  3. PART I Mathematical Model
    (pp. 19-80)

    In this part, we specify explicit mathematical models for the emotional, deliberative, and social components of theAgent_ Zeroframework. These choices are not cast in stone, and different components should certainly be explored, as discussed in the Future Research section. First, however, we review some underlying neuroscience of fear and its throne: the amygdala.³⁹

    This review is worthwhile because the Rescorla-Wagner equations (used for the affective model component) do not presuppose that fear acquisition is largely unconscious, while this is a crucially important fact from a social science standpoint, and the amygdala discussion demonstrates that it is a neuro-scientifically...

  4. PART II Agent-Based Computational Model
    (pp. 81-106)

    In agent modeling, we essentially build artificial societies of software individuals who can interact directly with one another and with their environment according to simple behavioral rules. On agent-based modeling in general, see, for example, J. M. Epstein and Axtell (1996), Axelrod (1997a), Resnick (1994), J. M. Epstein (2006), Tesfatsion and Judd (2006), Miller and Page (2007), and the large literature cited in these works.¹¹⁸

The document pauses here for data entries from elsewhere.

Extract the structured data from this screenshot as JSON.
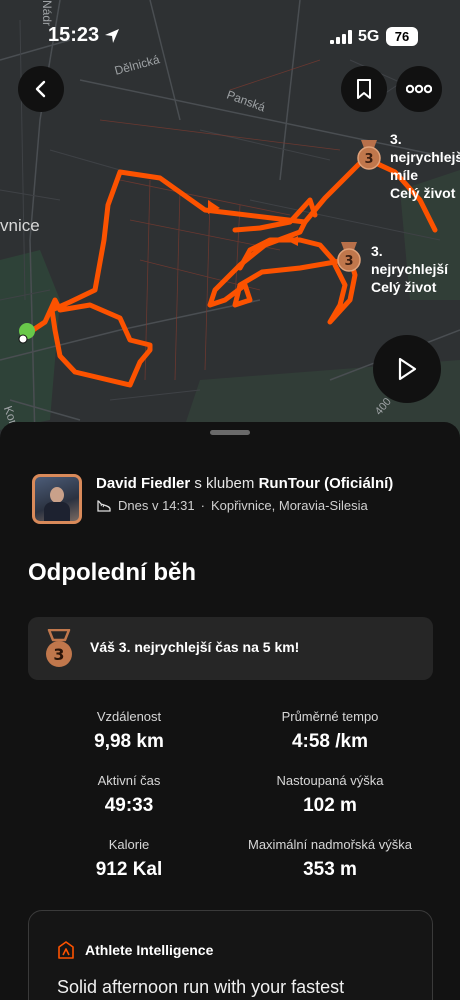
{
  "status_bar": {
    "time": "15:23",
    "network": "5G",
    "battery": "76"
  },
  "map": {
    "place_label": "vnice",
    "streets": [
      "Nádr",
      "Dělnická",
      "Panská",
      "Kom",
      "400 m"
    ],
    "route_color": "#fc5200",
    "personal_records": [
      {
        "line1": "3. nejrychlejší",
        "line2": "míle",
        "line3": "Celý život"
      },
      {
        "line1": "3. nejrychlejší",
        "line2": "Celý život"
      }
    ]
  },
  "header_buttons": {
    "back": "back-icon",
    "bookmark": "bookmark-icon",
    "more": "more-icon",
    "play": "play-icon"
  },
  "activity": {
    "athlete_name": "David Fiedler",
    "club_connector": "s klubem",
    "club_name": "RunTour (Oficiální)",
    "date": "Dnes v 14:31",
    "separator": "·",
    "location": "Kopřivnice, Moravia-Silesia",
    "title": "Odpolední běh"
  },
  "achievement": {
    "medal_number": "3",
    "text": "Váš 3. nejrychlejší čas na 5 km!"
  },
  "stats": [
    {
      "label": "Vzdálenost",
      "value": "9,98 km"
    },
    {
      "label": "Průměrné tempo",
      "value": "4:58 /km"
    },
    {
      "label": "Aktivní čas",
      "value": "49:33"
    },
    {
      "label": "Nastoupaná výška",
      "value": "102 m"
    },
    {
      "label": "Kalorie",
      "value": "912 Kal"
    },
    {
      "label": "Maximální nadmořská výška",
      "value": "353 m"
    }
  ],
  "athlete_intelligence": {
    "title": "Athlete Intelligence",
    "summary": "Solid afternoon run with your fastest"
  }
}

    I developed this model inNetLogo5.0. Source Code for the canonical ¹¹⁹ Parable 1 run is given in Appendix IV. A table of parameter values for every run is also provided. As earlier noted,...

  5. PART III Extensions
    (pp. 107-180)

    Just as agents can differ in their search radii, so they may differ in their destructive radii. Thus far, this has been treated as a single exogenous global constant. It is more realistic—and reduces the number of freely adjustable parameters—to endogenize this action radius. It might, for example, be a function of affect, or of total disposition.¹⁵² In Figure 48, the destructive radius is a simple linear function of disposition and thus differs among agents (and varies in time). This is a fertile extension, especially in the various alternative interpretations of the framework.

    For example, where the action...

  6. PART IV Future Research and Conclusions
    (pp. 181-194)

    In this exposition, I have been essentially interested in the feasibility of a fundamental synthesis, rather than in its robustness to numerical perturbations. Hence, I have left sensitivity analysis for future rounds of work. But it would certainly be interesting to more fully explore the parameter space of the model, charting out its regions of stability.

    This numerical cartography could naturally begin with the systematic covariation of the (currently) global variables²¹⁵ offered as sliders in theAgent_ Zerointerface. These are as follows:

    Attack rate (stochastic environmental stimulus rate)

    Spatial sampling radius (sometimes referred to advisedly as “vision”)

    Extinction rate...

  7. Appendix I. Threshold Imputation Bounds
    (pp. 195-196)
  8. Appendix II. Mathematica Code
    (pp. 197-212)
  9. Appendix III. Agent_Zero NetLogo Source Code
    (pp. 213-220)
  10. Appendix IV. Parameter Settings for Model Runs
    (pp. 221-226)